It is easy to overlook the use of concrete in...

It is easy to overlook the use of concrete in society. Concrete plays a vital part in our daily lives and in a functioning
society. It is being used to build our schools, hospitals, apartment blocks, bridges, tunnels, dams, sewerage systems,
pavements, runways, roads and more.
Few people realize that concrete is in fact the most used man-made material in the world. Twice as much
concrete is used around the world than the total of all other building materials, including wood, steel, plastic and
aluminum. None of these other materials can replace concrete in terms of effectiveness, price and performance for
most purposes.
Even fewer people are aware of the many environmental benefits that using concrete brings.
It is vitally important to develop products and systems that can be used to construct more durable, energy-efficient
eco-buildings, and concrete can be used to do just this. Concrete, with its strength, durability and excellent
thermal mass, should be a key component in eco-buildings of today and the future.*
• Used in the majority of buildings, bridges, tunnels and dams for its strength
• Gains strength over time
• Not weakened by moisture, mould or pests
• Concrete structures can withstand natural disasters such as earthquakes and

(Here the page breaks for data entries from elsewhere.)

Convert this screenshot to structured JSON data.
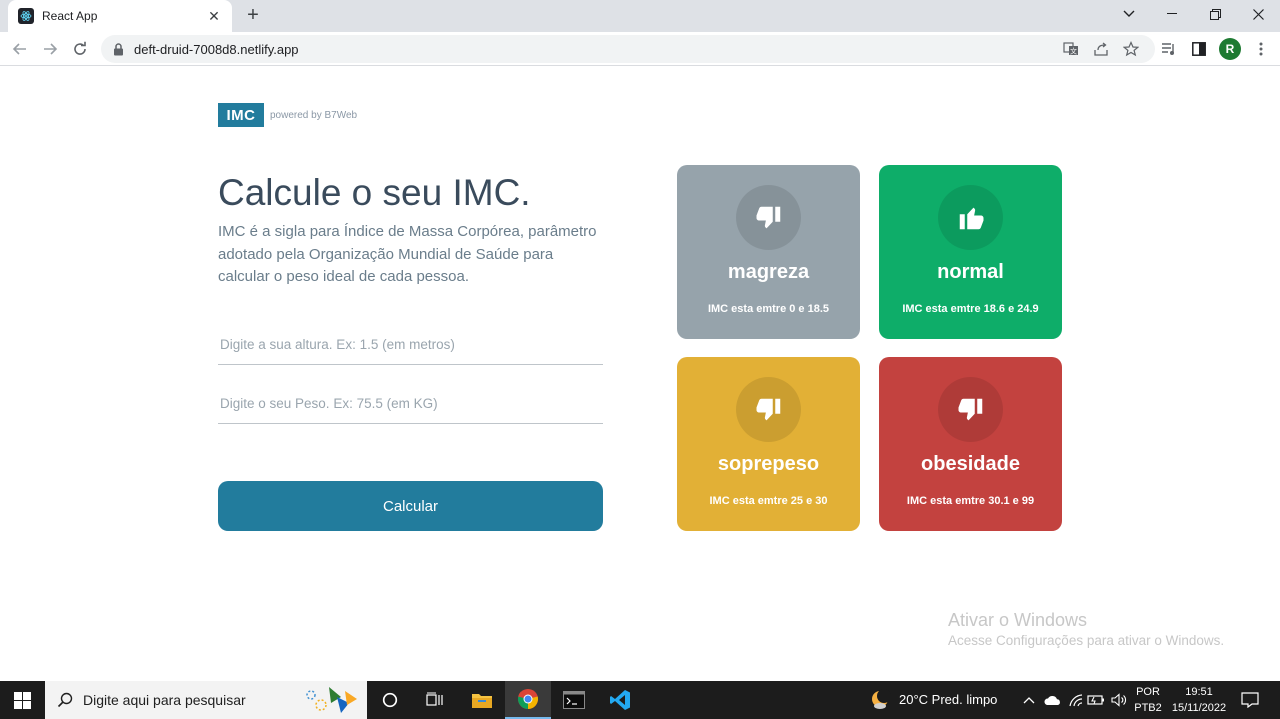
{
  "browser": {
    "tab_title": "React App",
    "url": "deft-druid-7008d8.netlify.app",
    "profile_initial": "R"
  },
  "header": {
    "logo_text": "IMC",
    "powered_by": "powered by B7Web"
  },
  "main": {
    "title": "Calcule o seu IMC.",
    "description": "IMC é a sigla para Índice de Massa Corpórea, parâmetro adotado pela Organização Mundial de Saúde para calcular o peso ideal de cada pessoa.",
    "height_placeholder": "Digite a sua altura. Ex: 1.5 (em metros)",
    "weight_placeholder": "Digite o seu Peso. Ex: 75.5 (em KG)",
    "button_label": "Calcular"
  },
  "cards": [
    {
      "name": "magreza",
      "range": "IMC esta emtre 0 e 18.5",
      "color": "#96a3ab",
      "icon": "thumbs-down-icon"
    },
    {
      "name": "normal",
      "range": "IMC esta emtre 18.6 e 24.9",
      "color": "#0ead69",
      "icon": "thumbs-up-icon"
    },
    {
      "name": "soprepeso",
      "range": "IMC esta emtre 25 e 30",
      "color": "#e2b036",
      "icon": "thumbs-down-icon"
    },
    {
      "name": "obesidade",
      "range": "IMC esta emtre 30.1 e 99",
      "color": "#c3423f",
      "icon": "thumbs-down-icon"
    }
  ],
  "watermark": {
    "line1": "Ativar o Windows",
    "line2": "Acesse Configurações para ativar o Windows."
  },
  "taskbar": {
    "search_placeholder": "Digite aqui para pesquisar",
    "weather": "20°C  Pred. limpo",
    "lang_top": "POR",
    "lang_bottom": "PTB2",
    "time": "19:51",
    "date": "15/11/2022"
  }
}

• Roman buildings over 2,00 years old such as the Pantheon are living
examples of the strength and durability of concrete

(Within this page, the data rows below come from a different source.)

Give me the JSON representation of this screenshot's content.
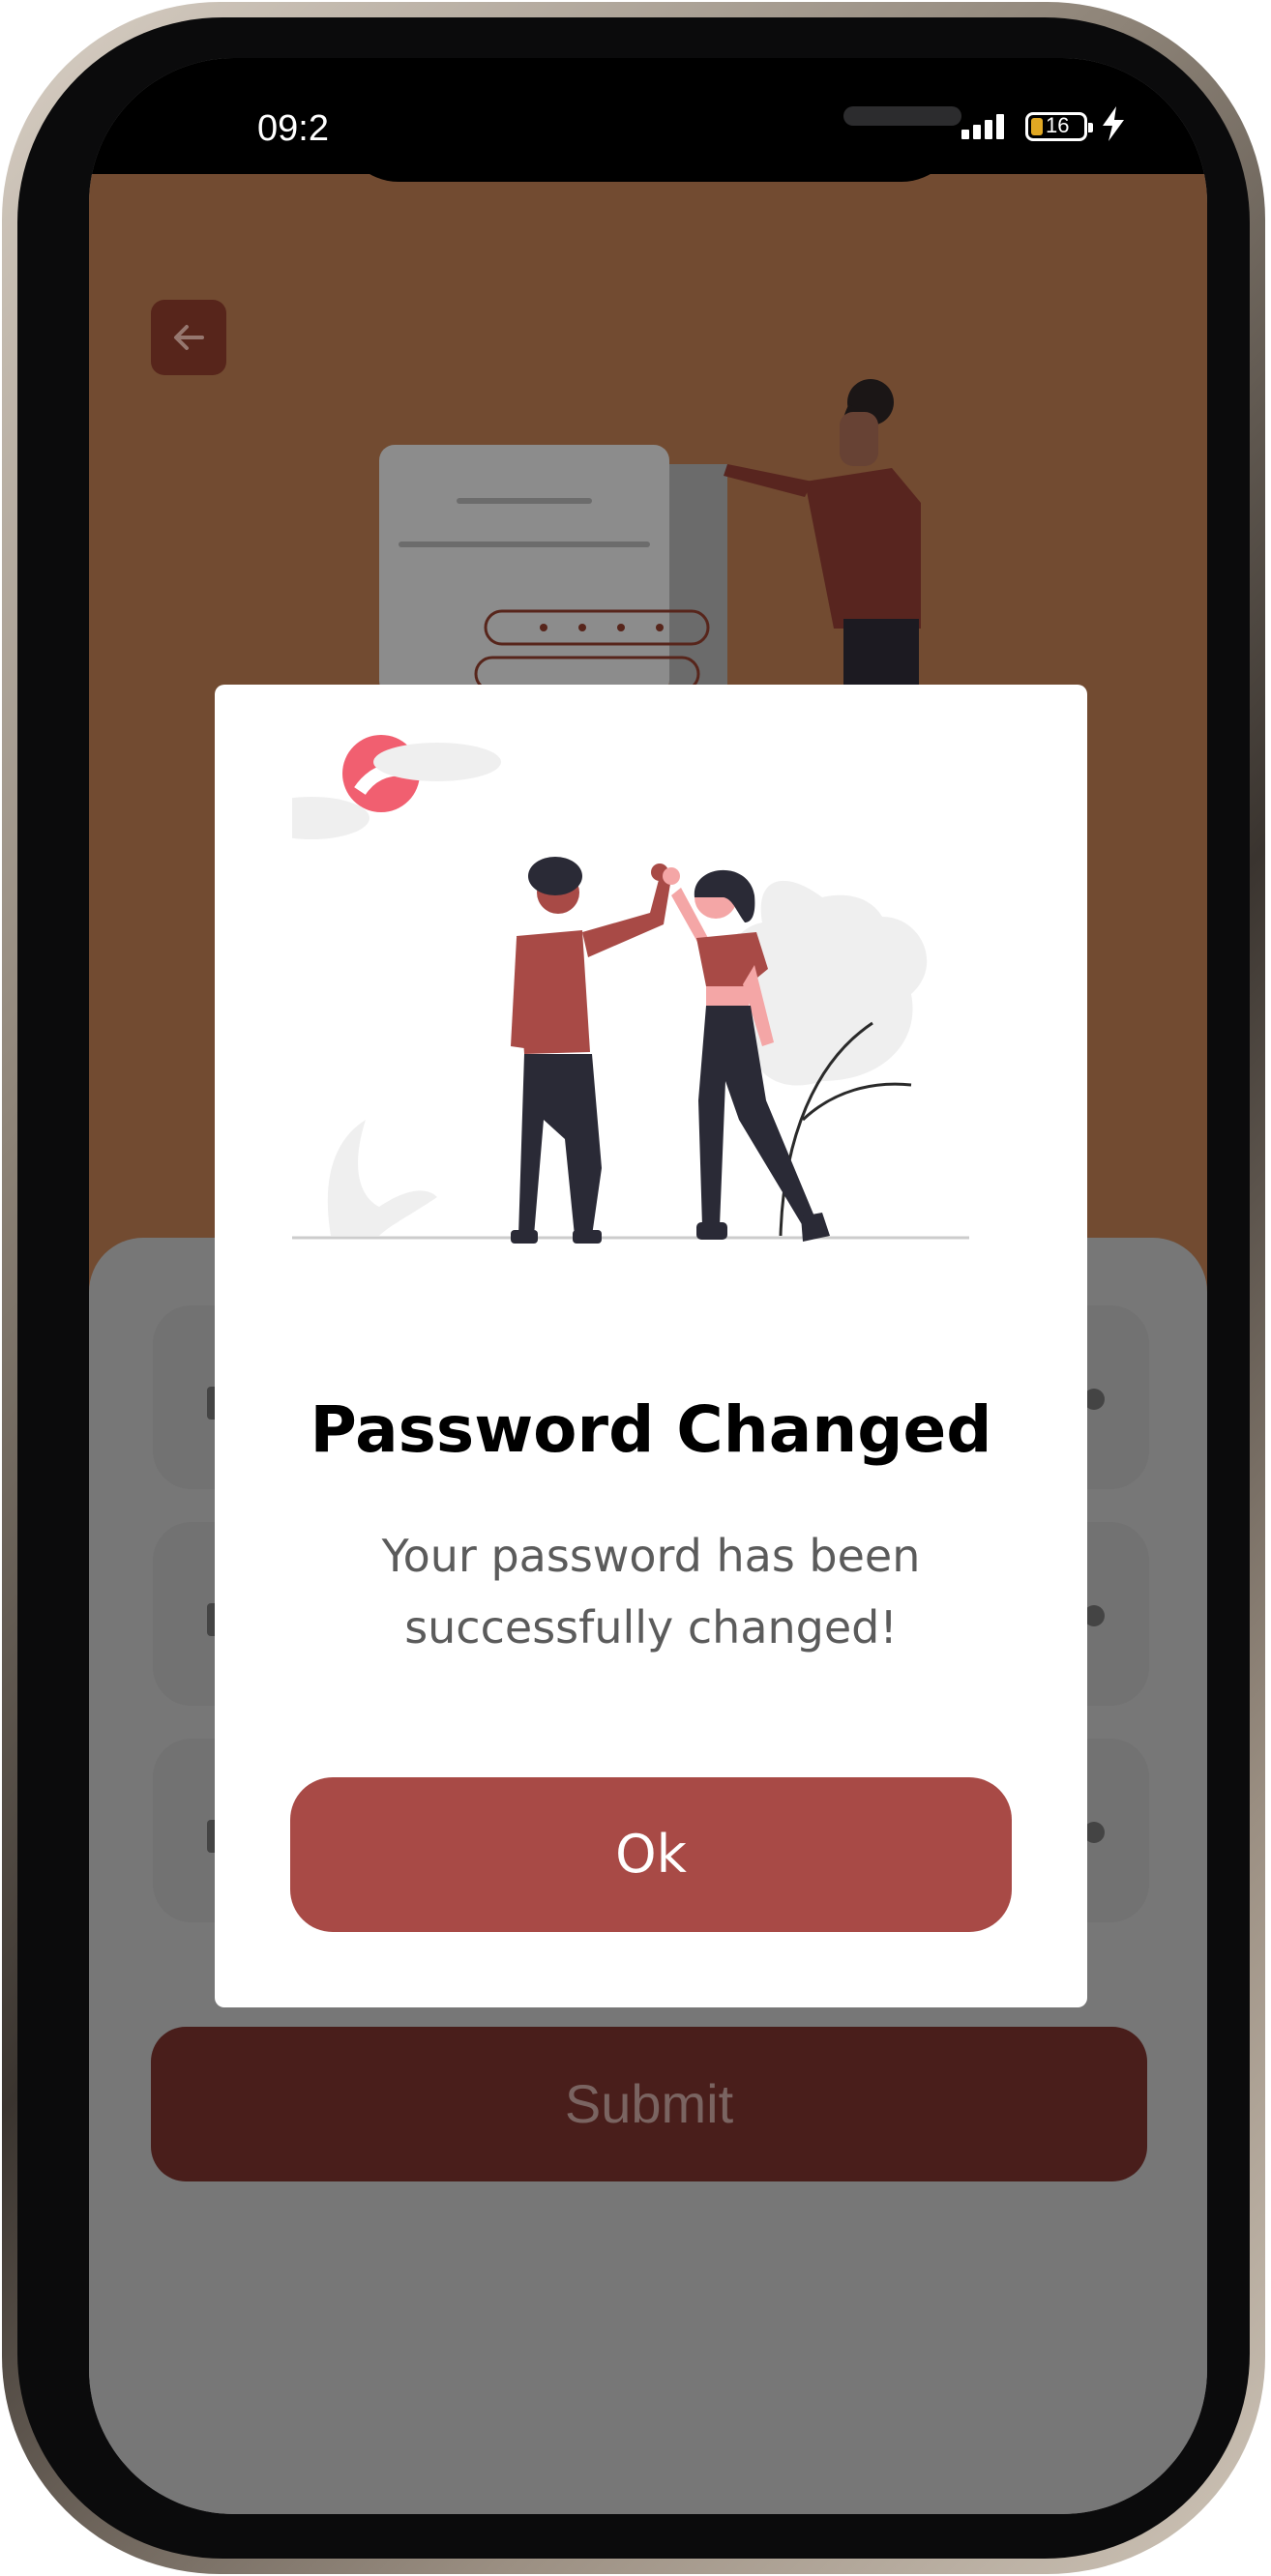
{
  "status_bar": {
    "time": "09:2",
    "battery_level": "16",
    "battery_color": "#e1a823"
  },
  "background_screen": {
    "header_color": "#754d32",
    "back_button_icon": "arrow-left-icon",
    "submit_label": "Submit",
    "fields": [
      {
        "icon_left": "lock-icon",
        "icon_right": "eye-icon"
      },
      {
        "icon_left": "lock-icon",
        "icon_right": "eye-icon"
      },
      {
        "icon_left": "lock-icon",
        "icon_right": "eye-icon"
      }
    ]
  },
  "dialog": {
    "title": "Password Changed",
    "message": "Your password has been successfully changed!",
    "ok_label": "Ok",
    "accent_color": "#a84a46"
  }
}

• Concrete is used in buildings, bridges, dams, tunnels, sewerage systems
pavements, runways and even roads
• Concrete, being inert, compact and non-porous, does not attract mould or
lose its key properties over time
• Compared to other comparable building materials e.g. steel, concrete is less
costly to produce and remains extremely affordable
• Being naturally fire-resistant concrete forms a highly effective barrier to fire
• CO2 emissions from concrete and cement production are relatively small
compared to other building materials.
• 80% of a buildings CO2 emissions are generated not by the production of the
materials used in its construction, but in the electric utilities of the building over
its life-cycle (e.g. lighting, heating, air-conditioning)
• Producing concrete uses less energy than producing other comparable
building materials
• Concrete walls and floors slow the passage of heat moving through, reducing
temperature swings
• This reduces energy needs from heating or air-conditioning, offering yearround energy savings over the life-time of the building
• One study quoted by the NRMCA found that concrete walls reduce energy
requirements for a typical home by more than 17%
• The relative expense of land transport usually limits cement and concrete sales
to within 300km of a plant site.
• Very little cement and concrete is traded and transported internationally
• This saves significantly on transport emissions of CO2 that would otherwise
• The high "albedo" (reflective qualities) of concrete used in pavements and
building walls means more light is reflected and less heat is absorbed, resulting in
cooler temperatures
• This reduces the "urban heat island" effect prevalent in cities today, and
hence reduces energy use for e.g. air-conditioning
*Excerpts from World Business Council for Sustainable Development (WBCSD)
Cement Sustainability Initiative (CSI)